═════ EXCERPTED RECORDS ═════
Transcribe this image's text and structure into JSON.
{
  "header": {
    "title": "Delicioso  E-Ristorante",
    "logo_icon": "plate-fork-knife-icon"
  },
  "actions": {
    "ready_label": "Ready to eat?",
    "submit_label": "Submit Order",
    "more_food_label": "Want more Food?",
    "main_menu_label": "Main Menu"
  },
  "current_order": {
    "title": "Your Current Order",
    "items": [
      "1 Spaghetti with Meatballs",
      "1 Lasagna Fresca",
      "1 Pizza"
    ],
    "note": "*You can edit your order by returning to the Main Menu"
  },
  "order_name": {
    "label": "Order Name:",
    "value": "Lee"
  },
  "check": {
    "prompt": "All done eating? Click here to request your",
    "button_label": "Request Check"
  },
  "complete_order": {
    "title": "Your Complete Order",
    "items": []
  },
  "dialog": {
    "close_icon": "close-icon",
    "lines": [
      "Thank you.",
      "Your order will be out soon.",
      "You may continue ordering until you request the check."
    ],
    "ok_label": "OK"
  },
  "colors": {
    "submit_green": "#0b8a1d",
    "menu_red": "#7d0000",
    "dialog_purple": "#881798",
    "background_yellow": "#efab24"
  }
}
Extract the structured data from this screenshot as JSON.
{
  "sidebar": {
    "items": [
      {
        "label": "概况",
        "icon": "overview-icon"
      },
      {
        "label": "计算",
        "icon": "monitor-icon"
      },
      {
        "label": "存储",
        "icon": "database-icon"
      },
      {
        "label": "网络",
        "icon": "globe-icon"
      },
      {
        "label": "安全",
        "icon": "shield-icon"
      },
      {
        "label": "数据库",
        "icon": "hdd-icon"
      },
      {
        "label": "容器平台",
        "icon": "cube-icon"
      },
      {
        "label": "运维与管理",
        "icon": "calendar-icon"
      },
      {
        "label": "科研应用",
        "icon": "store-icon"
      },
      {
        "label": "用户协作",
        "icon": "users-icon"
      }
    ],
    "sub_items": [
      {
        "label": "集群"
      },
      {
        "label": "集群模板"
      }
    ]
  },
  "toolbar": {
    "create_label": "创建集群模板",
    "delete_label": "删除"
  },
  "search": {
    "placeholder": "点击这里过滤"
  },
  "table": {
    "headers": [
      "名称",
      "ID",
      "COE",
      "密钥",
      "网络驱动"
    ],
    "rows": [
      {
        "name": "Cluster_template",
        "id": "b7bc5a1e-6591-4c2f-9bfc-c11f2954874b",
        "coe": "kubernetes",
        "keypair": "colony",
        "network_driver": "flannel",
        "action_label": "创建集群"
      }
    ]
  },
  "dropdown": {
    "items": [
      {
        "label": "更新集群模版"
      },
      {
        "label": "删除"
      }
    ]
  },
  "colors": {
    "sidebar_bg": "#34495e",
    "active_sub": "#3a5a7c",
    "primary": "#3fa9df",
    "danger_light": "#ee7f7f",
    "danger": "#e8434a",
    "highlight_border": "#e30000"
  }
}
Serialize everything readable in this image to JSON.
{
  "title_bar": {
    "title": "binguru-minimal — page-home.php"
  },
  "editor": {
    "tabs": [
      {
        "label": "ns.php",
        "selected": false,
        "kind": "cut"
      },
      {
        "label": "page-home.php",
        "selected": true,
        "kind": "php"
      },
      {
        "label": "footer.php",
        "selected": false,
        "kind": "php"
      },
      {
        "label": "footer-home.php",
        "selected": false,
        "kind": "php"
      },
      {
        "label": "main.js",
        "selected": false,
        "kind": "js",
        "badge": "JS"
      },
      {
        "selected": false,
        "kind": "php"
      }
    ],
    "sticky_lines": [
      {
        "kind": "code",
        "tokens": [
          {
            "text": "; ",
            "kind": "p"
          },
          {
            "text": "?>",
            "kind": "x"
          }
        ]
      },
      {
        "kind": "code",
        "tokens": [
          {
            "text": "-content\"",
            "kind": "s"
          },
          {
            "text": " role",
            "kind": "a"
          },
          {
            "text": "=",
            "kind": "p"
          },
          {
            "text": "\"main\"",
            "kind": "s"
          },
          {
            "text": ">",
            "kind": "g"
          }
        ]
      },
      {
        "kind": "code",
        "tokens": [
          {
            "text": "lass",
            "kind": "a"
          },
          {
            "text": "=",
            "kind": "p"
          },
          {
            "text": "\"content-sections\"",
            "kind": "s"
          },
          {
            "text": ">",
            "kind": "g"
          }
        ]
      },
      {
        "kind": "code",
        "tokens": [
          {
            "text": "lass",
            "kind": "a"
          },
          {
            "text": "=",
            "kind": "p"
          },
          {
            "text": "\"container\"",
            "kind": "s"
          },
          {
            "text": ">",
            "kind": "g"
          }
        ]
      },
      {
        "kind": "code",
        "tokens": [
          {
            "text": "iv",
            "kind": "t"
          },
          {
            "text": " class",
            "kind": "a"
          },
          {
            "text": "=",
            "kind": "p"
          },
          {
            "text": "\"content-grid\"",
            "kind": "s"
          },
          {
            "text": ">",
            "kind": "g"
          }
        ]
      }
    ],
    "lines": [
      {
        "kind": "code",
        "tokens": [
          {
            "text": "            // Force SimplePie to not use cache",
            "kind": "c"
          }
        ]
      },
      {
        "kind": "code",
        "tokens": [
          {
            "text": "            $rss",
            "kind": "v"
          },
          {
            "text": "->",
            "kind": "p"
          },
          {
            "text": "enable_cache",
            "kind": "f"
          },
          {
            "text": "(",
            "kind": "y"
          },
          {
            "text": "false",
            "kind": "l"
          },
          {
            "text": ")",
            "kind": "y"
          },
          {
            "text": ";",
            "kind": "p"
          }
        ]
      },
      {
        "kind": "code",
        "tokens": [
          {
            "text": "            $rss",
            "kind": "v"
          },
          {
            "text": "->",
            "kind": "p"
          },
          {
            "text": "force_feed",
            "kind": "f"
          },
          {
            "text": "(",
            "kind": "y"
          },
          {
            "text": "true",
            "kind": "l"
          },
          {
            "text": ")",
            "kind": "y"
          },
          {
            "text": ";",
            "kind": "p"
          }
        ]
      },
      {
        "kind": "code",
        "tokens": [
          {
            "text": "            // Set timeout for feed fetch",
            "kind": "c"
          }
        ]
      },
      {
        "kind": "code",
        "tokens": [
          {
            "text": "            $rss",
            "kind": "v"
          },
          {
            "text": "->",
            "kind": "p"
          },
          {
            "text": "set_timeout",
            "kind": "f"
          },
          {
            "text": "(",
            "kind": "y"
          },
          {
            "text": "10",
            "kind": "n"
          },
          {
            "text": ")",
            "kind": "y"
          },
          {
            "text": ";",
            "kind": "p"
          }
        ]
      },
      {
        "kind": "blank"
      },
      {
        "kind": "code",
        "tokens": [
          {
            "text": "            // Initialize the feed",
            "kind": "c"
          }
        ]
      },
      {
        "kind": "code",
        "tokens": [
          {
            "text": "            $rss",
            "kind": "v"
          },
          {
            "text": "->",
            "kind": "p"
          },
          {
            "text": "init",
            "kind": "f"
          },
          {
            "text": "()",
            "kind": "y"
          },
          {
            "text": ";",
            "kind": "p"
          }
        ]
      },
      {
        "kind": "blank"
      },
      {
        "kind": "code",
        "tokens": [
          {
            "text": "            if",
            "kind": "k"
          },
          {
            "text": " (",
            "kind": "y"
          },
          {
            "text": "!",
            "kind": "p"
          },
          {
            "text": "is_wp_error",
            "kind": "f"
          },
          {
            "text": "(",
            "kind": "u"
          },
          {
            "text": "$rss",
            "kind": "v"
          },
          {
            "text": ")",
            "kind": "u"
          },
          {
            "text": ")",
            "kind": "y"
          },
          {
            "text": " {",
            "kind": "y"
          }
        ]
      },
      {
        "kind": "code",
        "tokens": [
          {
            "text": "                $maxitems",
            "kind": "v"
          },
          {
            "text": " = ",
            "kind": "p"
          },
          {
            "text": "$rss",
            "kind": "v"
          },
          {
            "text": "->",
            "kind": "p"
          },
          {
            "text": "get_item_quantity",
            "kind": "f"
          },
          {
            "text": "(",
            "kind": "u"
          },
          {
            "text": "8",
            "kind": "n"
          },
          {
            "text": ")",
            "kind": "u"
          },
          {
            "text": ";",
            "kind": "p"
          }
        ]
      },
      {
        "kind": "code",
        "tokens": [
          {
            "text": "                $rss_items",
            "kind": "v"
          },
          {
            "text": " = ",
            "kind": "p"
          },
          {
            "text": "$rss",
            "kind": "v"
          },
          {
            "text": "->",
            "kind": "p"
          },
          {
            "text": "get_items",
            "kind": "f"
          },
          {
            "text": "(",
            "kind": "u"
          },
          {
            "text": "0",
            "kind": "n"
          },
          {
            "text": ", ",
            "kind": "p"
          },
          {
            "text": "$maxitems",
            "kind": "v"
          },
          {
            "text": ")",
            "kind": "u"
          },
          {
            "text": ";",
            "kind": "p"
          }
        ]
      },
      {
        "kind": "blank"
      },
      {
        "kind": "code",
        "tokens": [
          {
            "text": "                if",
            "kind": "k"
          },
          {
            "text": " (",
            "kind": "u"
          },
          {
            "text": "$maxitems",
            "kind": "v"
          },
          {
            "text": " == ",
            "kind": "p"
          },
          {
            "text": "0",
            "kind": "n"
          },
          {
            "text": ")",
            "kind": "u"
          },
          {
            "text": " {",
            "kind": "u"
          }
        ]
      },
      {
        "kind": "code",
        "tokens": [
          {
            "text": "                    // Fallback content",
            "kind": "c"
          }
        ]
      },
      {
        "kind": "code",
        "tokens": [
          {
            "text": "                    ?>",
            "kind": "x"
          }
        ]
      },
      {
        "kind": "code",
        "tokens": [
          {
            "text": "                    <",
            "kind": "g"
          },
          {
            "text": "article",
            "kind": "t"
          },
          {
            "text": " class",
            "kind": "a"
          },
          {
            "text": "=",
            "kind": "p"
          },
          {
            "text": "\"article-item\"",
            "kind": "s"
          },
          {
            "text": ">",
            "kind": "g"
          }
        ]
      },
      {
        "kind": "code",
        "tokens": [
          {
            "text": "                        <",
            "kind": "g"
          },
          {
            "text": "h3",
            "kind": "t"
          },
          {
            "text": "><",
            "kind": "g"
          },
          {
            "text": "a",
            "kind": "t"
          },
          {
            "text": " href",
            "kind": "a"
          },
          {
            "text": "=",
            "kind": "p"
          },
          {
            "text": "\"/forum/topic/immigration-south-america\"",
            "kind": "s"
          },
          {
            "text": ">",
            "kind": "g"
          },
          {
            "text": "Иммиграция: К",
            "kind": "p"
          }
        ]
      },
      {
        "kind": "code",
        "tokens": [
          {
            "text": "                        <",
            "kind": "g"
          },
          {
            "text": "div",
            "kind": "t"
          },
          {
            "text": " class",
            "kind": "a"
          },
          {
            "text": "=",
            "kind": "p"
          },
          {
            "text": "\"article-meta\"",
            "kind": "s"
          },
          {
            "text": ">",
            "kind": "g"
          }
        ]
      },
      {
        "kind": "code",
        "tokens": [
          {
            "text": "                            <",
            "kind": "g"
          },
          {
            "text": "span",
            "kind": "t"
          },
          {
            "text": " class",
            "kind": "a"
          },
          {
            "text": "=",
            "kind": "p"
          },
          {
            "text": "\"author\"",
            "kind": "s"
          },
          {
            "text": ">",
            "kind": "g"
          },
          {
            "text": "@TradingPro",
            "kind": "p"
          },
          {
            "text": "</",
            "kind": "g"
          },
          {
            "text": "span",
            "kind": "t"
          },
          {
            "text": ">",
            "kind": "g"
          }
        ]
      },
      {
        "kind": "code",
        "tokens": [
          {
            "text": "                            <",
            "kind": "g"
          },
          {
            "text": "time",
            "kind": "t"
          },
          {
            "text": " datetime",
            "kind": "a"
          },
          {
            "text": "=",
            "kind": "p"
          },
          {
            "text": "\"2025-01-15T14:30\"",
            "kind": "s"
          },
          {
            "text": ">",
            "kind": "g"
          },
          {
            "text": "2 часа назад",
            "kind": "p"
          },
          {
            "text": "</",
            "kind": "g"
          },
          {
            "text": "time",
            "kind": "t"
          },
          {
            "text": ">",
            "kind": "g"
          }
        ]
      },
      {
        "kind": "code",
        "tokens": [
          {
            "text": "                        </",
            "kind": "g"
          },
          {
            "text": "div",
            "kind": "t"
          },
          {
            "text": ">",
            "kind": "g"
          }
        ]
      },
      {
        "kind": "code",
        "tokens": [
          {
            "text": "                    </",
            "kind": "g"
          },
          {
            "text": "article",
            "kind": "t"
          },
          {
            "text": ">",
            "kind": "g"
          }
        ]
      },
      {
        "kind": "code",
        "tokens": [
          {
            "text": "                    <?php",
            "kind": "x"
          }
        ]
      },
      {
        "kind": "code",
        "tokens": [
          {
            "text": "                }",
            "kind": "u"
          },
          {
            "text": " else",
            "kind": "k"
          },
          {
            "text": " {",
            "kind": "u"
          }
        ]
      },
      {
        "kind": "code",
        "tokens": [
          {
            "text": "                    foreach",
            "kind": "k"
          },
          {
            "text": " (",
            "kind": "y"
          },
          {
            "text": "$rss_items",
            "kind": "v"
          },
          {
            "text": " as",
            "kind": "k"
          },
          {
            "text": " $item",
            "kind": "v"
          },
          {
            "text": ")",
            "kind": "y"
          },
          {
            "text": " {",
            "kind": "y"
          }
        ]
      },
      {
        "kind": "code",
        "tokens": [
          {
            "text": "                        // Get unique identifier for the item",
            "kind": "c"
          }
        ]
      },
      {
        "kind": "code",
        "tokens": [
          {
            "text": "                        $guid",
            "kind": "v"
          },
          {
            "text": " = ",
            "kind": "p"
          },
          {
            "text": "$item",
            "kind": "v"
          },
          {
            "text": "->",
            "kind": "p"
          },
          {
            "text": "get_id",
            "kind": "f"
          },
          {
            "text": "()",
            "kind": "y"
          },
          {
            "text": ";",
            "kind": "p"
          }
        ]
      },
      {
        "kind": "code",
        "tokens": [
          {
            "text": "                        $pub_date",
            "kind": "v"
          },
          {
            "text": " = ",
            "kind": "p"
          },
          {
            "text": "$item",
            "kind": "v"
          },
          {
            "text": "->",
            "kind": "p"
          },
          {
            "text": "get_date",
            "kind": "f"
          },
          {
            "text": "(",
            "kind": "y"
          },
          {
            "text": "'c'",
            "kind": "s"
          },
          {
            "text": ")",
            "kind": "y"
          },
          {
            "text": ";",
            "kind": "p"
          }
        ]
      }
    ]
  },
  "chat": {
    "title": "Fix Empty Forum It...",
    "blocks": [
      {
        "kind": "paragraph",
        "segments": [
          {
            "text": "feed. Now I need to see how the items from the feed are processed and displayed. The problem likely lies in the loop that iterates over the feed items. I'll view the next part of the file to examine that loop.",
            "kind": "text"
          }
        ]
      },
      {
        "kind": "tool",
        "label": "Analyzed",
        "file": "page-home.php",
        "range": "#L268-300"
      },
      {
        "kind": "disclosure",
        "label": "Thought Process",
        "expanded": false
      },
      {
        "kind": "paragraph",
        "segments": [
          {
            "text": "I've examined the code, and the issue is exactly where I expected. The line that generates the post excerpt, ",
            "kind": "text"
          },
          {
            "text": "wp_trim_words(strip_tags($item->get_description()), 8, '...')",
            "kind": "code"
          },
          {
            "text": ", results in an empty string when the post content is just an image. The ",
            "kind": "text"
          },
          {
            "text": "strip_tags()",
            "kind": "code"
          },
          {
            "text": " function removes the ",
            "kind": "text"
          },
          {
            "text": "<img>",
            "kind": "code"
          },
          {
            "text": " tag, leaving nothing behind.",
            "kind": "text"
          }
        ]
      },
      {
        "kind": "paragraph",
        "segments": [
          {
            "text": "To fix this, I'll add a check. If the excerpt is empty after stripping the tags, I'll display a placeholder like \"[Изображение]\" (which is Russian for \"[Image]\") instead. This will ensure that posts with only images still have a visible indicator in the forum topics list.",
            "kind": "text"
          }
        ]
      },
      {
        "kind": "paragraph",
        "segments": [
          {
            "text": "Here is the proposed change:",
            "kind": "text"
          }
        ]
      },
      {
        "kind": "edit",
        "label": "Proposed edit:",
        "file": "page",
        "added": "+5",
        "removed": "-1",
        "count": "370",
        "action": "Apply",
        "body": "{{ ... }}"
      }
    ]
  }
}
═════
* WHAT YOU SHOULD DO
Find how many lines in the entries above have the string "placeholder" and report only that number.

* REPLY TO THE TASK
2